*Task goal*. Every single entry must be restated word for word.

*Records for this exercise*.
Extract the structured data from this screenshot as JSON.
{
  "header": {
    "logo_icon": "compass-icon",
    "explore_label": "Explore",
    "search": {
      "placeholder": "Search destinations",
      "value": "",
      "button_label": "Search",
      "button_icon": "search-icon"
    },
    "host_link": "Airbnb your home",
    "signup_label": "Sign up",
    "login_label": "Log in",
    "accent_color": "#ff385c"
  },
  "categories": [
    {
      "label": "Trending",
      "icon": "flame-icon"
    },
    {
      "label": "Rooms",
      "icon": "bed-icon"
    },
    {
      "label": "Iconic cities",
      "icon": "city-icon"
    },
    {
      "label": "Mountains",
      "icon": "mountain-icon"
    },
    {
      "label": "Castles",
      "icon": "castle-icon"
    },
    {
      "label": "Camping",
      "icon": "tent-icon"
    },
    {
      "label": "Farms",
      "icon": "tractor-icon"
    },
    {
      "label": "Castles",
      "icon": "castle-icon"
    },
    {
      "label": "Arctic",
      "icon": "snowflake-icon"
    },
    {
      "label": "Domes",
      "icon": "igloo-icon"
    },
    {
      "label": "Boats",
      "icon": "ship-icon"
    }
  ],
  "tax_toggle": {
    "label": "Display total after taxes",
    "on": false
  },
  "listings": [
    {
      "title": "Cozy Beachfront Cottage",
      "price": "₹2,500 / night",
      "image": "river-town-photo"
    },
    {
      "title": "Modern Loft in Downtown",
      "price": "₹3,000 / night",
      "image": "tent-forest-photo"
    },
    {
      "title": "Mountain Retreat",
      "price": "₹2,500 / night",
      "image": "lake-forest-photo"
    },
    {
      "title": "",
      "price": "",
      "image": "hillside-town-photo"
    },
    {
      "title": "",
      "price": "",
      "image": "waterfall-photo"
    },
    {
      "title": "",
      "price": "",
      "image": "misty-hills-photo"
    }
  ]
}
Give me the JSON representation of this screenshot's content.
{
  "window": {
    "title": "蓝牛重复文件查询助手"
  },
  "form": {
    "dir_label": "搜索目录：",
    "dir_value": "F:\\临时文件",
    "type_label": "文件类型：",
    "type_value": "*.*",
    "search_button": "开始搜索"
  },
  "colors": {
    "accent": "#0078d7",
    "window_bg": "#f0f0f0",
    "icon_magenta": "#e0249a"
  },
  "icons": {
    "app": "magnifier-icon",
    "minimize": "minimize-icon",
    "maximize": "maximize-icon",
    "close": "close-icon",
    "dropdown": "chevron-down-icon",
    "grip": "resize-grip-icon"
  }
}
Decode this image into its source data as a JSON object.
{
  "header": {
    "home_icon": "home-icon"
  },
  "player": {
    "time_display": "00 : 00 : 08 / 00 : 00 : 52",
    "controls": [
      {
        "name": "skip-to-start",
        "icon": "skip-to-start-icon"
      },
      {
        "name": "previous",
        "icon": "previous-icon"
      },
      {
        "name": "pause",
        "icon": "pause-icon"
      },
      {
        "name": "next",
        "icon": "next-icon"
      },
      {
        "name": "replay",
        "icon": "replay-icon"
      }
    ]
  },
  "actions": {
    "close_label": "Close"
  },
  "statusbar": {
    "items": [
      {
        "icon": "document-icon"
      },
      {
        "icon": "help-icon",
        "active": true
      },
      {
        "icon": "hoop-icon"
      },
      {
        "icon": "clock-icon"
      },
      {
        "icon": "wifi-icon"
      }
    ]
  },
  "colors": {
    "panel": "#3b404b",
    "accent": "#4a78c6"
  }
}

*Output for this exercise*.
Extract the structured data from this screenshot as JSON.
{
  "header": {
    "logo_icon": "compass-icon",
    "explore_label": "Explore",
    "search": {
      "placeholder": "Search destinations",
      "value": "",
      "button_label": "Search",
      "button_icon": "search-icon"
    },
    "host_link": "Airbnb your home",
    "signup_label": "Sign up",
    "login_label": "Log in",
    "accent_color": "#ff385c"
  },
  "categories": [
    {
      "label": "Trending",
      "icon": "flame-icon"
    },
    {
      "label": "Rooms",
      "icon": "bed-icon"
    },
    {
      "label": "Iconic cities",
      "icon": "city-icon"
    },
    {
      "label": "Mountains",
      "icon": "mountain-icon"
    },
    {
      "label": "Castles",
      "icon": "castle-icon"
    },
    {
      "label": "Camping",
      "icon": "tent-icon"
    },
    {
      "label": "Farms",
      "icon": "tractor-icon"
    },
    {
      "label": "Castles",
      "icon": "castle-icon"
    },
    {
      "label": "Arctic",
      "icon": "snowflake-icon"
    },
    {
      "label": "Domes",
      "icon": "igloo-icon"
    },
    {
      "label": "Boats",
      "icon": "ship-icon"
    }
  ],
  "tax_toggle": {
    "label": "Display total after taxes",
    "on": false
  },
  "listings": [
    {
      "title": "Cozy Beachfront Cottage",
      "price": "₹2,500 / night",
      "image": "river-town-photo"
    },
    {
      "title": "Modern Loft in Downtown",
      "price": "₹3,000 / night",
      "image": "tent-forest-photo"
    },
    {
      "title": "Mountain Retreat",
      "price": "₹2,500 / night",
      "image": "lake-forest-photo"
    },
    {
      "title": "",
      "price": "",
      "image": "hillside-town-photo"
    },
    {
      "title": "",
      "price": "",
      "image": "waterfall-photo"
    },
    {
      "title": "",
      "price": "",
      "image": "misty-hills-photo"
    }
  ]
}
Give me the JSON representation of this screenshot's content.
{
  "window": {
    "title": "蓝牛重复文件查询助手"
  },
  "form": {
    "dir_label": "搜索目录：",
    "dir_value": "F:\\临时文件",
    "type_label": "文件类型：",
    "type_value": "*.*",
    "search_button": "开始搜索"
  },
  "colors": {
    "accent": "#0078d7",
    "window_bg": "#f0f0f0",
    "icon_magenta": "#e0249a"
  },
  "icons": {
    "app": "magnifier-icon",
    "minimize": "minimize-icon",
    "maximize": "maximize-icon",
    "close": "close-icon",
    "dropdown": "chevron-down-icon",
    "grip": "resize-grip-icon"
  }
}
Decode this image into its source data as a JSON object.
{
  "header": {
    "home_icon": "home-icon"
  },
  "player": {
    "time_display": "00 : 00 : 08 / 00 : 00 : 52",
    "controls": [
      {
        "name": "skip-to-start",
        "icon": "skip-to-start-icon"
      },
      {
        "name": "previous",
        "icon": "previous-icon"
      },
      {
        "name": "pause",
        "icon": "pause-icon"
      },
      {
        "name": "next",
        "icon": "next-icon"
      },
      {
        "name": "replay",
        "icon": "replay-icon"
      }
    ]
  },
  "actions": {
    "close_label": "Close"
  },
  "statusbar": {
    "items": [
      {
        "icon": "document-icon"
      },
      {
        "icon": "help-icon",
        "active": true
      },
      {
        "icon": "hoop-icon"
      },
      {
        "icon": "clock-icon"
      },
      {
        "icon": "wifi-icon"
      }
    ]
  },
  "colors": {
    "panel": "#3b404b",
    "accent": "#4a78c6"
  }
}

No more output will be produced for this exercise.